TheHouthis( Arabic:al-Ḥūthiyyūn) are a Zaidi Shiainsurgent group operating in Yemen. They have also been referred to as a “powerful clan,” and by the title Believing Youth(BY; ash-Shabāb al-Mū‘min).
The group takes its name from Hussein Badreddin al-Houthi, their former commander, who was reportedly killed by Yemeni army forcesin September 2004. Several other commanders, including, Ali al-Qatwani, Abu Haider, Abbas Aidahand Yousuf al-Madani(a son-inlaw of Hussein al-Houthi) have also been killed by Yemeni forces.
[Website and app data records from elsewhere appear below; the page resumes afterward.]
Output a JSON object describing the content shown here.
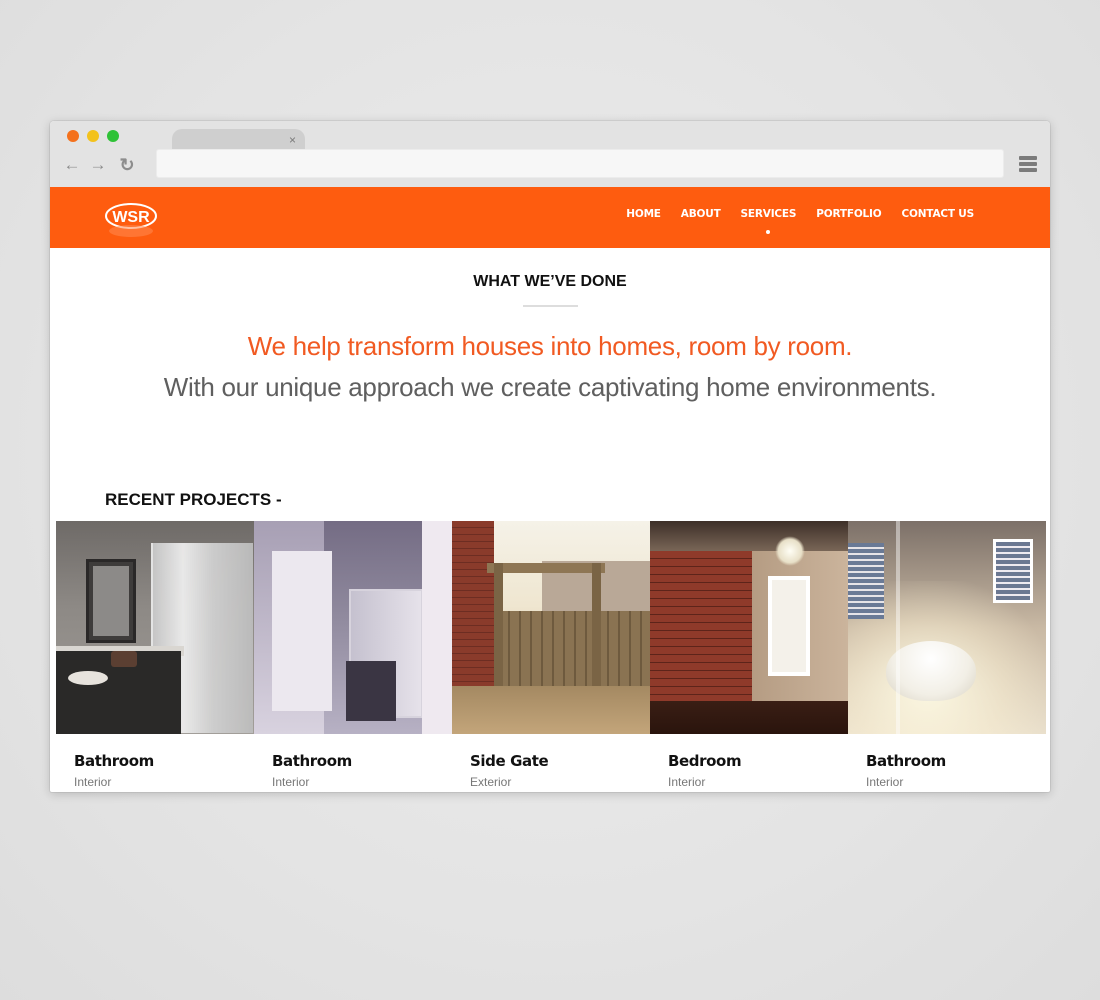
{
  "browser": {
    "tab_close": "×",
    "icons": {
      "back": "arrow-left-icon",
      "forward": "arrow-right-icon",
      "reload": "reload-icon",
      "menu": "hamburger-menu-icon"
    },
    "glyphs": {
      "back": "←",
      "forward": "→",
      "reload": "↻"
    },
    "traffic_lights": [
      "#f4711c",
      "#f3c21c",
      "#2fc237"
    ]
  },
  "site": {
    "logo_text": "WSR",
    "accent_color": "#fe5c0f",
    "nav": [
      {
        "label": "HOME",
        "active": false
      },
      {
        "label": "ABOUT",
        "active": false
      },
      {
        "label": "SERVICES",
        "active": true
      },
      {
        "label": "PORTFOLIO",
        "active": false
      },
      {
        "label": "CONTACT US",
        "active": false
      }
    ]
  },
  "main": {
    "section_title": "WHAT WE’VE DONE",
    "tagline_1": "We help transform houses into homes, room by room.",
    "tagline_2": "With our unique approach we create captivating home environments.",
    "recent_title": "RECENT PROJECTS -",
    "projects": [
      {
        "name": "Bathroom",
        "category": "Interior"
      },
      {
        "name": "Bathroom",
        "category": "Interior"
      },
      {
        "name": "Side Gate",
        "category": "Exterior"
      },
      {
        "name": "Bedroom",
        "category": "Interior"
      },
      {
        "name": "Bathroom",
        "category": "Interior"
      }
    ]
  }
}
The Houthi brothers’ father Hussein Badreddin al-Houthi is said to be the spiritual leader of the group.
Membership of the group had been between 1,000 and 3,000 fighters as of 2005 and between 2,000 and 10,000 fighters as of 2009. In the Yemen Post it was claimed, however, that they had over 100,000 fighters.
According to Houthi Expert Ahmed Al-Bahrithe Houthis had a total of 100,000-120,000 followers, including both armed fighters and unarmed loyalists.
Through their armed uprising, the Houthis have managed to gain control over all of Saada Governorateand parts of ‘Amran Governorate, Al Jawf Governorate and Hajjah Governorate.
By 9 November 2011, Houthis were said to be in control of two Yemeni governorates (Saada and Al Jawf) and close to taking over their third governorate (Hajjah), which would enable them to launch a direct assault on Yemeni capital Sana’a.
By May 2012, it was reported that Houthis controlled a majority of Saada, Al Jawf and Hajjah governorates, had gained access to the Red Seaand had started erecting barricades north of the capital Sana’a in preparation for new conflict.
By 21 September 2014, Houthis were said to control parts of the Yemen capital Sanaa including government buildings and a radio station.
Houthis belong to the Zaidi branch of Shia Islam, also known as Fivers, a sect of Islam almost exclusively present in Yemen. They are distinct from the Shi’ite majority, the Twelvers found in mainly in Iraq, Lebanonand Iranand are known for being most similar to Sunni Muslims in matters of religious law and rulings. They do however, believe in the concept of an Imamate as being essential to their religion, which makes them distinct from Sunnis.
The Houthis have asserted that their actions are for the defence of their community from widespread and systematic discrimination, whereas the Yemeni government has in turn accused the insurgents of intending to overthrow the regime out of a desire to institute Zaidi Shia religious law, destabilising the government and stirring anti-American sentiment.
The Houthis have told people they are “praying in the wrong way” by raising their arms, as is the custom among Sunnis in Yemen.
The Yemeni government has also accused the Houthis of having ties to external backers, in particular the Iranian government, as Iran is a Shia-majority country.
In turn, the Houthis have countered with allegations that the Yemeni government is being backed by virulently anti-Shia external backers such as al-Qaeda and the monarchy of Saudi Arabia, despite the fact that former President Ali Abdullah Salehwas also Zaidi.
*. Hussein Badreddin al-Houthi- Ex-leader (killed in 2004)
*. Abdul-Malik Badreddin al-Houthi- Leader
*. Yahia Badreddin al Houthi- Senior Leader
*. Abdul-Karim Badreddin al-Houthi- High ranking commander
*. Badr Eddin al-Houthi- Spiritual Leader (died in 2010)
*. Abdullah al-Ruzami- Ex-military commander
*. Abu Ali Abdullah al-Hakem al-Houthi- Military commander
*. Mohammed Abdulsalam
*. Saleh Habra- Political leader
*. Faris Manna- Houthi appointed governor of Saada and former head of Saleh’s Presidential committee.
Houthis and their massive base of support rely mainly on peaceful methods of campaign most notably civil disobedience. In a new series of protests which was provoked by Yemenis government’s decision in July 13, 2014 to increase fuel prices, Houthi leaders succeeded to organize massive rallies in the capital San’a to protest the decision and to demand resignation of the incumbent government of Abd Rabbuh Mansur Hadifor “state-corruption”.
Thousands of Yemenis responded to the Houthi Leader, Abdul Malik al-Houthi’s call to “erect tents, carry out sit-ins and organize marches” in the capital.